# THE PROBLEM:
Across the material below, say how many lines contain the string "comments", and add no other words.

# SUPPLIED MATERIAL:
══════════════════════════════

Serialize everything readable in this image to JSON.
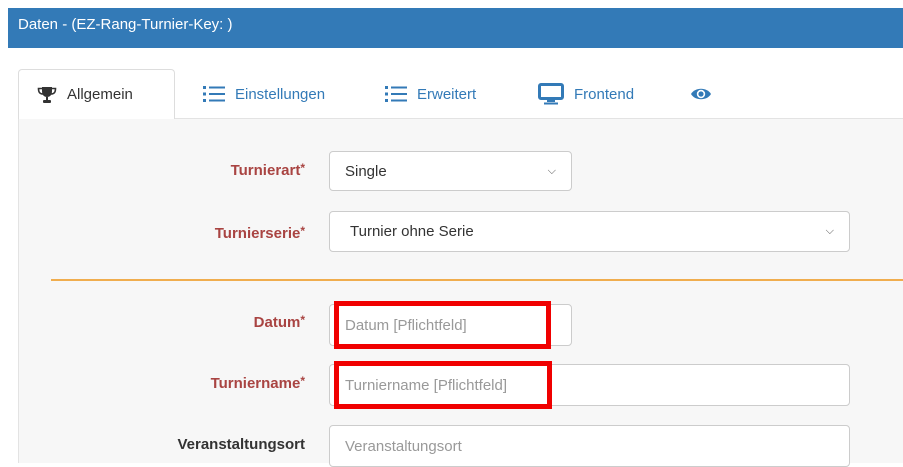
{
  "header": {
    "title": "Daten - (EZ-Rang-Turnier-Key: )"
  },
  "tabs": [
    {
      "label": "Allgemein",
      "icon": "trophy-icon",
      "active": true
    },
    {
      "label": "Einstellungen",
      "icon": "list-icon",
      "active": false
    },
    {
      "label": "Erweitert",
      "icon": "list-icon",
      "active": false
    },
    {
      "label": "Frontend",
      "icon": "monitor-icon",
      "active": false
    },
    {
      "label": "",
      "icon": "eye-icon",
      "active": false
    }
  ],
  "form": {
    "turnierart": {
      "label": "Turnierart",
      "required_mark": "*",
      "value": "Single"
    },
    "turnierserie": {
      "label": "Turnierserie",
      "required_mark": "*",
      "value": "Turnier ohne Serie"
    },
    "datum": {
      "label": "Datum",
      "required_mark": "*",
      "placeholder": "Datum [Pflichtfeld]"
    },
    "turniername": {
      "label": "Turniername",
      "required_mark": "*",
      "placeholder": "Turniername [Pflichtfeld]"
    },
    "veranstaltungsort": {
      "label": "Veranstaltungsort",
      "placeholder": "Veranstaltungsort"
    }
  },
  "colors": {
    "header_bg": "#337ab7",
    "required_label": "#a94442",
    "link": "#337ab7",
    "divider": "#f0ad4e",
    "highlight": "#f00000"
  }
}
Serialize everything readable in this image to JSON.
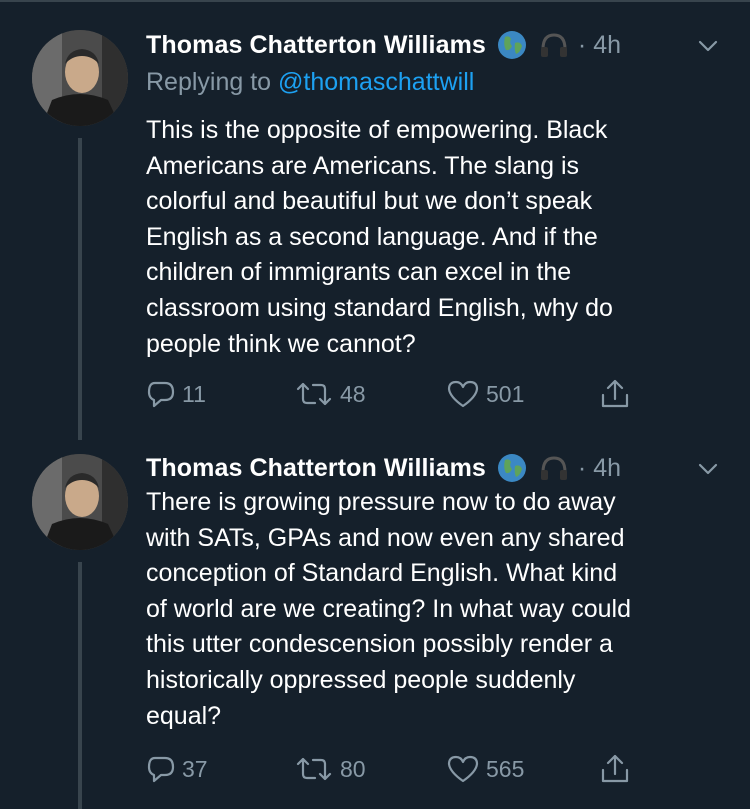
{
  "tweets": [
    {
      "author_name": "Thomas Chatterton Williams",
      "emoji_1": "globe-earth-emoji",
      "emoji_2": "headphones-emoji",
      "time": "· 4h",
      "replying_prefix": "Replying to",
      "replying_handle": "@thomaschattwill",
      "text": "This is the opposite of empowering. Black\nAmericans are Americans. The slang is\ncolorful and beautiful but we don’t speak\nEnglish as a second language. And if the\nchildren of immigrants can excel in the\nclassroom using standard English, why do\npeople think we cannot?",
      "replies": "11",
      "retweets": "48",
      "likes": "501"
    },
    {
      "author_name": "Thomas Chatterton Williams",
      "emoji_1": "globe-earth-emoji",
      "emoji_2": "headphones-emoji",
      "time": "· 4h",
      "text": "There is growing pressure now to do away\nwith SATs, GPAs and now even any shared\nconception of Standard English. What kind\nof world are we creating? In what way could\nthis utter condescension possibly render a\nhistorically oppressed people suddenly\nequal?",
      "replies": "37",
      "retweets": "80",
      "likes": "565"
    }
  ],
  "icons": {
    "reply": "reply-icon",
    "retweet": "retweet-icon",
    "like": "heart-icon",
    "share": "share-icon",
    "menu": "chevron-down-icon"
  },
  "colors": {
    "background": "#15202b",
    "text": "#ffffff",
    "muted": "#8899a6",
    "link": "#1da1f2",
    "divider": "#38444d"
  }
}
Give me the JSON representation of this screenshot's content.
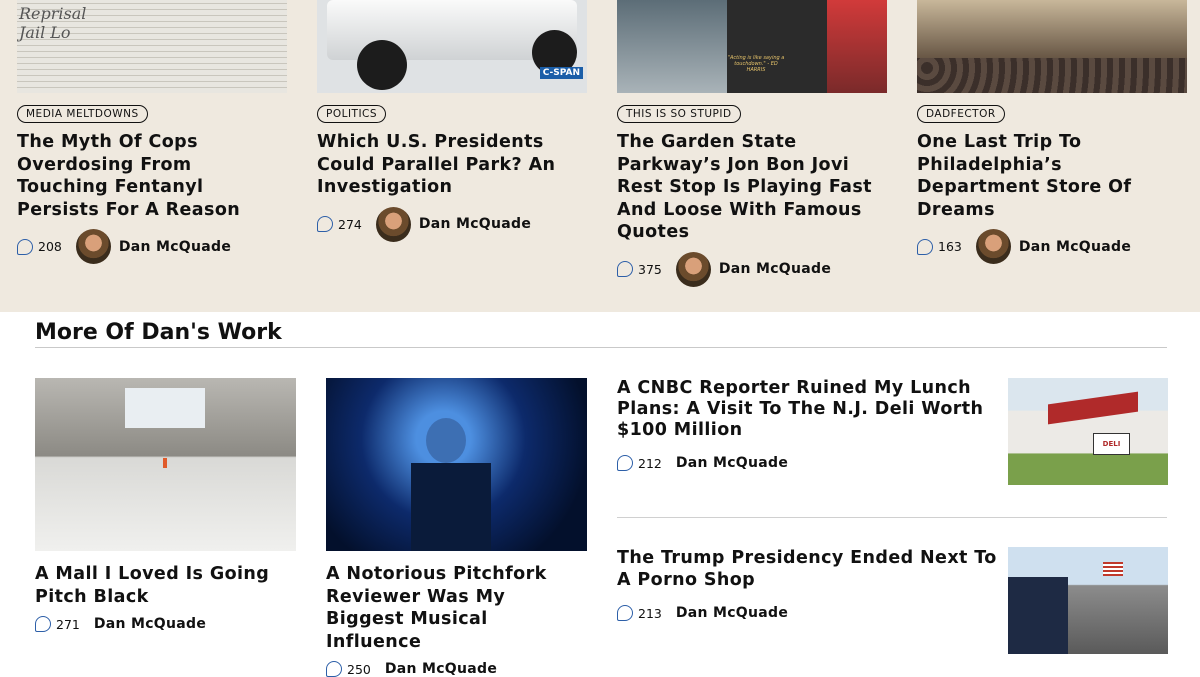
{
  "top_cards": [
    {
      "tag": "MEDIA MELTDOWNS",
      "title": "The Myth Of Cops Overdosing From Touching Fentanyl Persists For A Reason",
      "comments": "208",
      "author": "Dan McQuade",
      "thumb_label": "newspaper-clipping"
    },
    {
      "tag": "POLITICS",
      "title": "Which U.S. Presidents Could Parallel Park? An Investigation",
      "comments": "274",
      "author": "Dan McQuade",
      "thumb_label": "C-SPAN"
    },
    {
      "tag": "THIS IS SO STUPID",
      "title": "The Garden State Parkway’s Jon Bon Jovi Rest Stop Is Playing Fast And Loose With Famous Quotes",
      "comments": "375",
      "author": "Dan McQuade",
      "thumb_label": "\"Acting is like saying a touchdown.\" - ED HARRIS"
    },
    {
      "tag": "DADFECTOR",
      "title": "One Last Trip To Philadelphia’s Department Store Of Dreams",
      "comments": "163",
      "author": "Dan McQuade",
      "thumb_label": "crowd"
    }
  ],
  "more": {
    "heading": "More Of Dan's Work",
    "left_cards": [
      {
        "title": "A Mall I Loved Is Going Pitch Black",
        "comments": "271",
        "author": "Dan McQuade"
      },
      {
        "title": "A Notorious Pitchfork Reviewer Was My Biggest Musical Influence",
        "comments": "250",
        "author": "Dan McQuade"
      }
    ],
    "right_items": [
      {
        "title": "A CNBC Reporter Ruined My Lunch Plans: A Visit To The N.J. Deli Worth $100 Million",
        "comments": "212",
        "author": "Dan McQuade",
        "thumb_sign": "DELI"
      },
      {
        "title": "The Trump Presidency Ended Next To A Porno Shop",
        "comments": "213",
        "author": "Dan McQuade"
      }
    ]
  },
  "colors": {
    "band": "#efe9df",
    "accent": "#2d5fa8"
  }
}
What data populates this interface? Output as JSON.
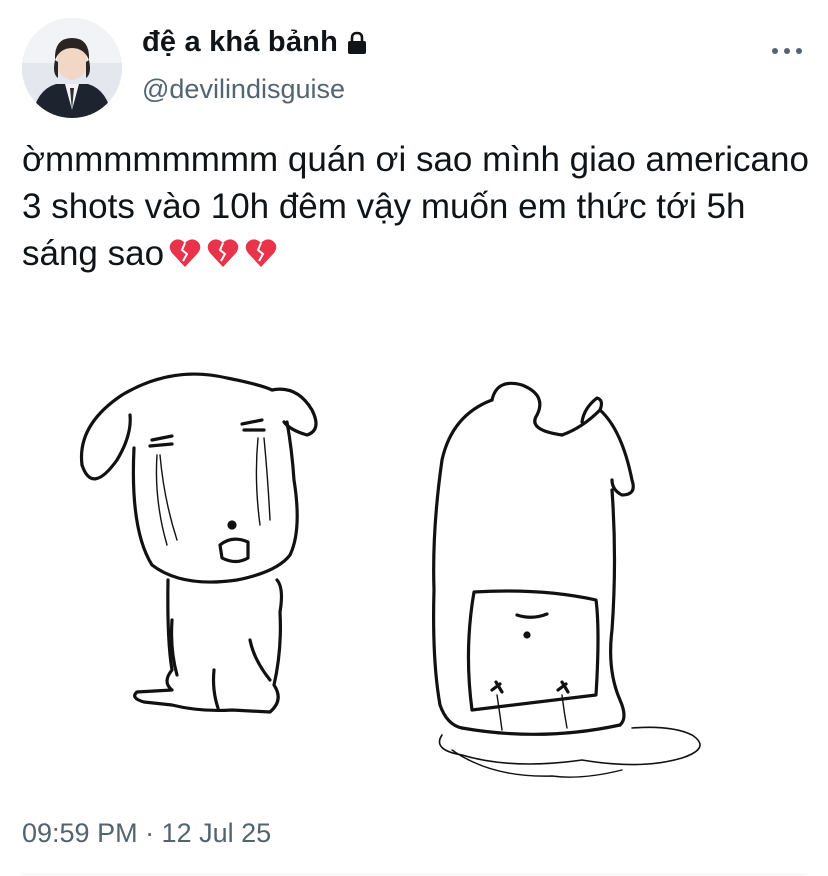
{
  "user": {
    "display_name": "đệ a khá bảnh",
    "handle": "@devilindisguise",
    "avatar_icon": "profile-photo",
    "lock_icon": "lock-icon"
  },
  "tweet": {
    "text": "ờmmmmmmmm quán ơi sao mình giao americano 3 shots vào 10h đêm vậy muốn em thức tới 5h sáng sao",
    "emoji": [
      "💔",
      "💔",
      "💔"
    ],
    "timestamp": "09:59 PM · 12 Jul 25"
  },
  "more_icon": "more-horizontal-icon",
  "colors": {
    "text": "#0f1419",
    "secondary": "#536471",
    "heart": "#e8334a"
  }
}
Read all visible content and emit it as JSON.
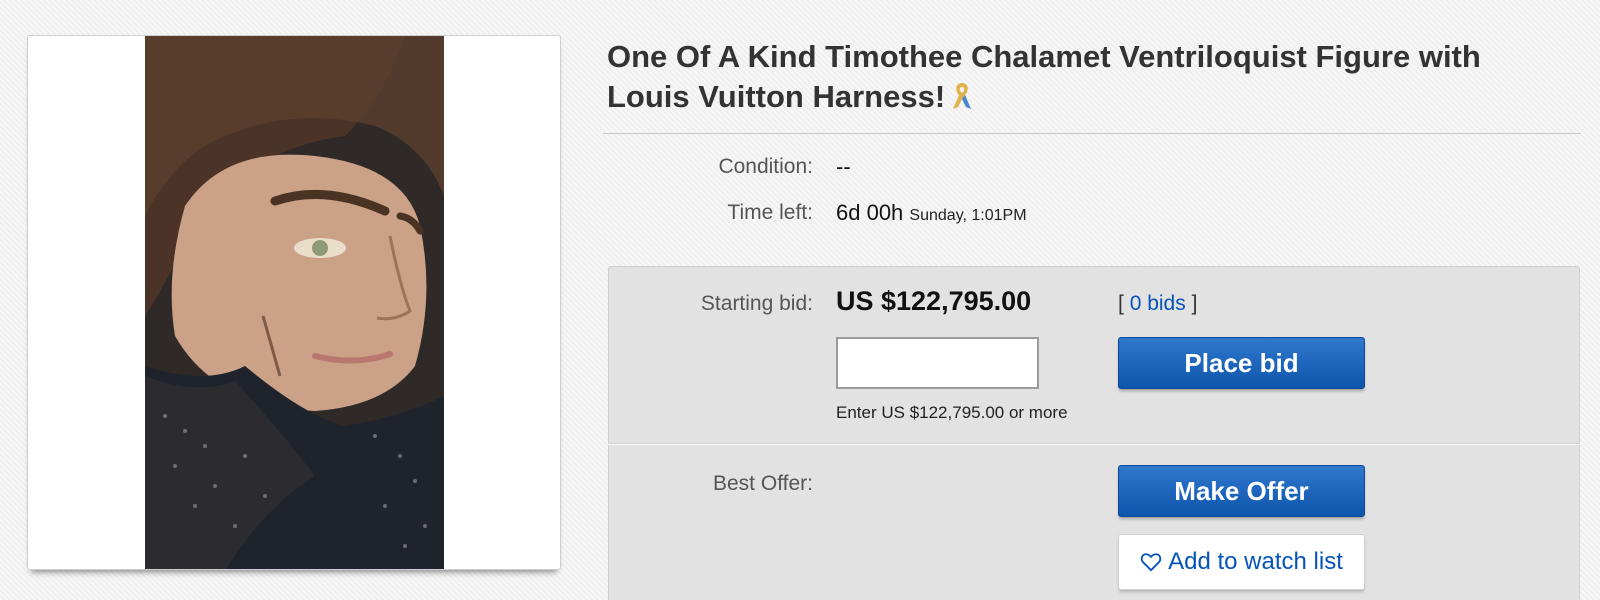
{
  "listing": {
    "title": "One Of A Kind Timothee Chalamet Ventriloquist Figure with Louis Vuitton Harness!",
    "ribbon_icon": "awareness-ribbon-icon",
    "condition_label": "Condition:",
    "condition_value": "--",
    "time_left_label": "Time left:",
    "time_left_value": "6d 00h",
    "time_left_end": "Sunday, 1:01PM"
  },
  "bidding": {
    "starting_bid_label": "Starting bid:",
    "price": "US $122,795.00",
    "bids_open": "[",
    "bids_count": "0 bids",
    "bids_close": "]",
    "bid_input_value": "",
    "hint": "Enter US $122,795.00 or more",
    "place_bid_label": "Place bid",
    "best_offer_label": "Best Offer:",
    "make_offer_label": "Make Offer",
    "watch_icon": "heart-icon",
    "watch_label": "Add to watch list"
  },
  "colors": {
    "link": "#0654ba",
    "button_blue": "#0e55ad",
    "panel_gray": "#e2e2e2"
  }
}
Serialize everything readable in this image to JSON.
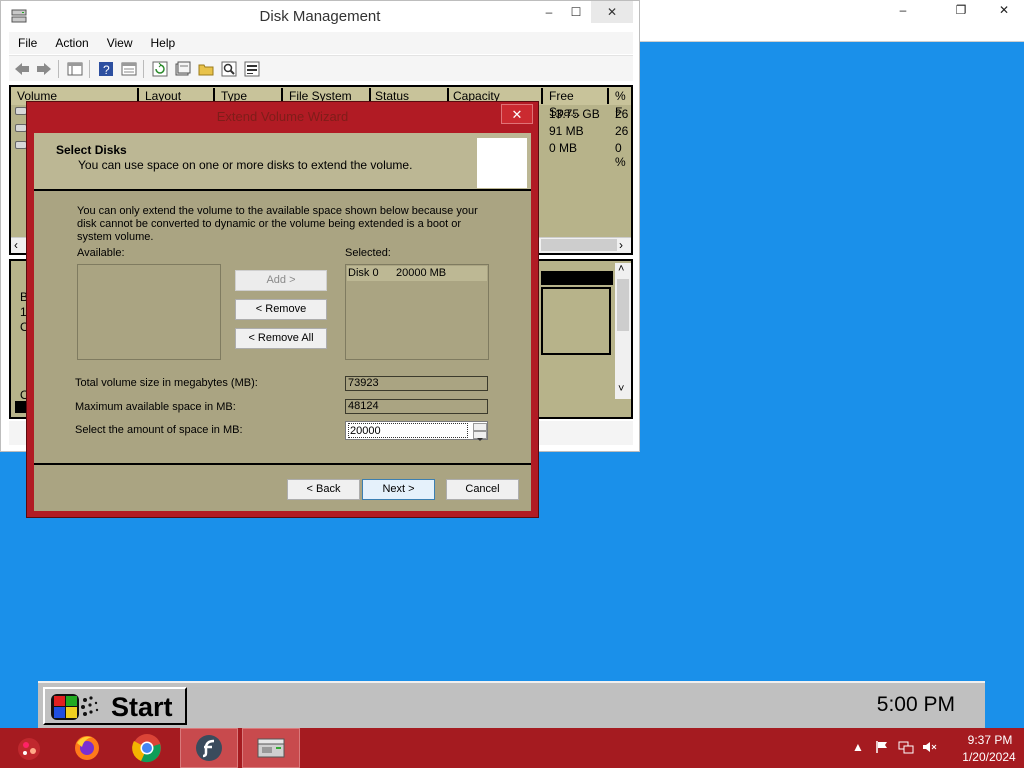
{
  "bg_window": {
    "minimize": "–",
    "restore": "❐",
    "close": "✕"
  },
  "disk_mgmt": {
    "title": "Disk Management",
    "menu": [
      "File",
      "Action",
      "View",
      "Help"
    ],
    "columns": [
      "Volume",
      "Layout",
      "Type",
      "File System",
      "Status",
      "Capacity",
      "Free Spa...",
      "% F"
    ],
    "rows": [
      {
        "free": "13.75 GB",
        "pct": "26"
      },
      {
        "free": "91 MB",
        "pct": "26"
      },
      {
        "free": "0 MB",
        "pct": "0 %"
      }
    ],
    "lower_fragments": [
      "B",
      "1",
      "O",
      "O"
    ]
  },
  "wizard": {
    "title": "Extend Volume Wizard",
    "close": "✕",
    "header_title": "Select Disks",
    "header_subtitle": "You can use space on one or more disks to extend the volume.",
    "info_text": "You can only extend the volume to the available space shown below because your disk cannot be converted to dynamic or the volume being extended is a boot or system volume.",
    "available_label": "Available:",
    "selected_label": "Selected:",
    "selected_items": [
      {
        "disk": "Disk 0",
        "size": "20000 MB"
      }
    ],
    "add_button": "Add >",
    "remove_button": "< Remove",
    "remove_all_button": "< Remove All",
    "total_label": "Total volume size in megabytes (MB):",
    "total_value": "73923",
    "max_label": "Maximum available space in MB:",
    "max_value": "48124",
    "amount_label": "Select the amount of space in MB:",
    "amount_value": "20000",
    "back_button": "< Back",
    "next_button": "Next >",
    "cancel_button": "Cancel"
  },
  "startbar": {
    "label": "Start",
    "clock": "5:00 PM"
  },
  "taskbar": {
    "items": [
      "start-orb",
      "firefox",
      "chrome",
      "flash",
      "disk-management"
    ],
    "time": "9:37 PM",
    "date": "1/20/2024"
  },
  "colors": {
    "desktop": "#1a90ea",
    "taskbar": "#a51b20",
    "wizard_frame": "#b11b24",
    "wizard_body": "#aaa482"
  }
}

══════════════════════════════

# TASK ANSWER:
8